In order to compare the current data to other researchers including Sebastin and Egbers [

The data of ^{7}. It should be noted that the correlation presented herein as Equation (18) holds for Taylor-Couette-Poiseuille

flows, whereas the works of Dubrulle and Hersant [

88˚C − 25˚C = 63˚C which is consistent with the test data and CFD data of ^{2}∙K. It should be noted the local heat transfer coefficient in

The results of the present study for heat transfer coefficient and Nusselt number were compared to several previous studies where the rotor of the machine being studied was heated including the works of Childs and Turner [^{8}, Re > 10^{3}. The majority of correlations with which our current data was compared against lie within the “turbulent and vortices” region of Taylor-Couette- Poiseuille flow, as shown in

current database of literature into the large Ta > 10^{8}/Re > 10^{4} range of turbulent flow with coherent vortices. The parameters used to compare our current work are summarized in ^{8} and the smallest cylindrical gap ratio f = 0.0017. The correlation with the best agreement to our results which is in the same realm of Taylor numbers is that of Childs and Turner [^{11} with a cylindrical gap ratio f = 0.15, i.e. two orders of magnitude larger than the current study. Nevertheless, the heat transfer coefficient of the current study h = 1800 W/m^{2}・K vs. the value of h = 1329 W/m^{2}・K of Childs and Turner [

with a stated correlation coefficient of R^{2} = 0.9713. The correlation of Equation (19) extends the findings of Poncet et al. [^{8}. Thus, the correlation offered herein as Equation (19) addresses large Taylor-large axial Reynolds number-small gap, Taylor-Couette-Poiseuille flows with heat transfer.

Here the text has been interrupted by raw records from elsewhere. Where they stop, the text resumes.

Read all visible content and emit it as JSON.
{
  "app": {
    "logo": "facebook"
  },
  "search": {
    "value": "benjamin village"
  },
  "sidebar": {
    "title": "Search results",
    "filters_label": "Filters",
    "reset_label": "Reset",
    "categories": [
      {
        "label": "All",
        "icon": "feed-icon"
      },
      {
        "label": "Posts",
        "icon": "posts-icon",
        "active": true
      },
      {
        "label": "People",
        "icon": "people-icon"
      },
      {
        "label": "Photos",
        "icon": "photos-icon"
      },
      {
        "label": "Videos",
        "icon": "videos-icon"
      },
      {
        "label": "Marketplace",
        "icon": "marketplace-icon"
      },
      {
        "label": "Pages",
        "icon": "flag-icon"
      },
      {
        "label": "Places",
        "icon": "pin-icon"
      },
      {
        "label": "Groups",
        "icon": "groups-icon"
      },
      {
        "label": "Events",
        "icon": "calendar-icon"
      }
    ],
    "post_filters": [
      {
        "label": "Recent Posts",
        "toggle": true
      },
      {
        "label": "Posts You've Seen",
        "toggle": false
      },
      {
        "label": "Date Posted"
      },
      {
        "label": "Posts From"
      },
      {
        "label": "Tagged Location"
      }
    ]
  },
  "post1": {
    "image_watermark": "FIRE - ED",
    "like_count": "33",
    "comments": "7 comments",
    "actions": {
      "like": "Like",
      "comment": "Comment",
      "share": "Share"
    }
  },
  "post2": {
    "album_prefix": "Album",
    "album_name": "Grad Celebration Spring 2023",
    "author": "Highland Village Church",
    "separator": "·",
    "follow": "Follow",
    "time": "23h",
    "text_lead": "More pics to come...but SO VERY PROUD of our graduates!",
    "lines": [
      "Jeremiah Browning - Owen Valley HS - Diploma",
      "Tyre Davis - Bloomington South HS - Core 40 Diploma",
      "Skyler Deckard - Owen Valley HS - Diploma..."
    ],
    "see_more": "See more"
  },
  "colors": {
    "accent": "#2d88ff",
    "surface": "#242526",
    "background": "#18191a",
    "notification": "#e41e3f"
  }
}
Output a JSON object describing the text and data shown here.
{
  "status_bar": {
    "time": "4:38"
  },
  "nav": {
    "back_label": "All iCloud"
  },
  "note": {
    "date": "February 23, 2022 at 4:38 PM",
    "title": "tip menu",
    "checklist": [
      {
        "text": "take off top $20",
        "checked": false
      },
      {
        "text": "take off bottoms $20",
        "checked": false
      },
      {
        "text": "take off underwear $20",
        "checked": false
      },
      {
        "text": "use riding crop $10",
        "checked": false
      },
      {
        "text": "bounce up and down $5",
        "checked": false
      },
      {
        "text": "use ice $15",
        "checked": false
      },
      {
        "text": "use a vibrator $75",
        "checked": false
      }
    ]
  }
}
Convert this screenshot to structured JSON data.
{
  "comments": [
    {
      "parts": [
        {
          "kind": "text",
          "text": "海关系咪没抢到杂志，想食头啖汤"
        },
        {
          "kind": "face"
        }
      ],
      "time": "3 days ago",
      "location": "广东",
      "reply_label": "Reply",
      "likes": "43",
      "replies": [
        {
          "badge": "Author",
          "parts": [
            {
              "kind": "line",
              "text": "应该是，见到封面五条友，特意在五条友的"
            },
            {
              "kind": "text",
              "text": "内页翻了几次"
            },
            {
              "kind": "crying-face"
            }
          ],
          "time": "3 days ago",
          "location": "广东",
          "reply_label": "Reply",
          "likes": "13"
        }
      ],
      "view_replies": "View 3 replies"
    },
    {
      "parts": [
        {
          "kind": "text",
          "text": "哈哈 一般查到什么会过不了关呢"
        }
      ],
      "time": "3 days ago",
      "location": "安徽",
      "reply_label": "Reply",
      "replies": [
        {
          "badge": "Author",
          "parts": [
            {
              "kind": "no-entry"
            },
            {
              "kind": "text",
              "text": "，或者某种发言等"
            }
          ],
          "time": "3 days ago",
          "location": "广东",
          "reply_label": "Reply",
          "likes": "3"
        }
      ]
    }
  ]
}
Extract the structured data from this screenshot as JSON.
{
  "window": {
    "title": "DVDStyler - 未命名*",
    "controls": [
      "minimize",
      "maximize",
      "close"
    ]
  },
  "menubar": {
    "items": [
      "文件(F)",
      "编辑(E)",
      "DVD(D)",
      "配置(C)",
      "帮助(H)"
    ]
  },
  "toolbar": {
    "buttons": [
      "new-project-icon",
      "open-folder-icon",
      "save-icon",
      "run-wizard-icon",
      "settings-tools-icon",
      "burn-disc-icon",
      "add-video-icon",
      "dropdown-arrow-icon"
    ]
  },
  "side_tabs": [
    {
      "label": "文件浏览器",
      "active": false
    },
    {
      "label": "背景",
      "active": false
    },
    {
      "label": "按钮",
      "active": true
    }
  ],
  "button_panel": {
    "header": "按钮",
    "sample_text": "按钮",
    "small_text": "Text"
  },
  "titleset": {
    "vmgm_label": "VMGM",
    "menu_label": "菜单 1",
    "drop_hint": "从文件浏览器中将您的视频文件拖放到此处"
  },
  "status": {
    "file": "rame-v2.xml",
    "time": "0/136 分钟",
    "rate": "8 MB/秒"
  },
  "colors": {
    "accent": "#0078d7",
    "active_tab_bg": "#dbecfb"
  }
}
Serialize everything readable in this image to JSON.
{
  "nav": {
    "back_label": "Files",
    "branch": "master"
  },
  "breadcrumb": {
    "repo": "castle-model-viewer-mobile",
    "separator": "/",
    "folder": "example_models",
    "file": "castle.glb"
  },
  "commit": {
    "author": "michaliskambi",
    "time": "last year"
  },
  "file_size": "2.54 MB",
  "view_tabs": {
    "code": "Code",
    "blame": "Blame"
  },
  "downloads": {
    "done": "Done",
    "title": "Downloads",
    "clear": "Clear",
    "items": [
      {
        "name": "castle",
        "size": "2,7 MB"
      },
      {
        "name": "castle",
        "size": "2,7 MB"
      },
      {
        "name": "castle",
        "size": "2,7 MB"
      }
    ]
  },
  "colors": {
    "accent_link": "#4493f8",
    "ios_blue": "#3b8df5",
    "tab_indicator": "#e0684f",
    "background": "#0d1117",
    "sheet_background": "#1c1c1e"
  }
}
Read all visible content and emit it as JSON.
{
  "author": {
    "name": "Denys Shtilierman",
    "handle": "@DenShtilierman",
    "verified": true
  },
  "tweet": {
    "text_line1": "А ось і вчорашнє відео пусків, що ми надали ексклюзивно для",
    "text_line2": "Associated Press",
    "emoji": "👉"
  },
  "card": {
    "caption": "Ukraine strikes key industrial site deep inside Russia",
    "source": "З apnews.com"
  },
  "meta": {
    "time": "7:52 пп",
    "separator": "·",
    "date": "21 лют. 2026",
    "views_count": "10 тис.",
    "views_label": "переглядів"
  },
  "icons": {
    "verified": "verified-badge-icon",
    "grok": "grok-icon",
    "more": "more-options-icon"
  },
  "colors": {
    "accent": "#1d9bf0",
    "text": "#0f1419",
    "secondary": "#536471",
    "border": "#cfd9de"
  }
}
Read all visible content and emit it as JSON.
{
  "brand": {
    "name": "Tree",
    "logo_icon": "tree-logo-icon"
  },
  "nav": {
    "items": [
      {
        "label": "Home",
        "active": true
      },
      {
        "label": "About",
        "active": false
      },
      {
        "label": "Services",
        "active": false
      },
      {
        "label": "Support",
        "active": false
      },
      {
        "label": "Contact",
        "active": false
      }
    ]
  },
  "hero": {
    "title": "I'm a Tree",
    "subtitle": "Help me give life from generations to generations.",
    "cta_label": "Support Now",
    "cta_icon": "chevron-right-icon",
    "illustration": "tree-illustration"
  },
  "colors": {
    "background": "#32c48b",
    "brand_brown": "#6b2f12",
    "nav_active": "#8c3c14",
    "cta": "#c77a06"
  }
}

This paper has presented the results of using the commercial Computational Fluid Dynamics (CFD) package STAR CCM+ to simulate air cooling and windage losses in a high-speed electric motor. The primary objective

of this CFD analysis was to ascertain the drag force acting on the rotor of the motor. This work is significant in that it provides designers of high-speed air cooled motors a means that can be used to quickly assess the impact of windage losses on motor thermal performance. The CFD results are found to match the empirical data to within 20%, thus affording a conservative, correlated CFD model. The local heat transfer coefficient contours for the flow field ranging from 1456 < h < 6641 W/m^{2}×K, while the local Nusselt number falls in the range of 346 < Nu < 1580. A novel Nusselt number correlation based on the CFD results of this study is proposed in the form Nu = 1.5975Ta^{0.3282}.

The authors would like to acknowledge Dr. Angela Shih, Mechanical Engineering Department Chair for support of this research.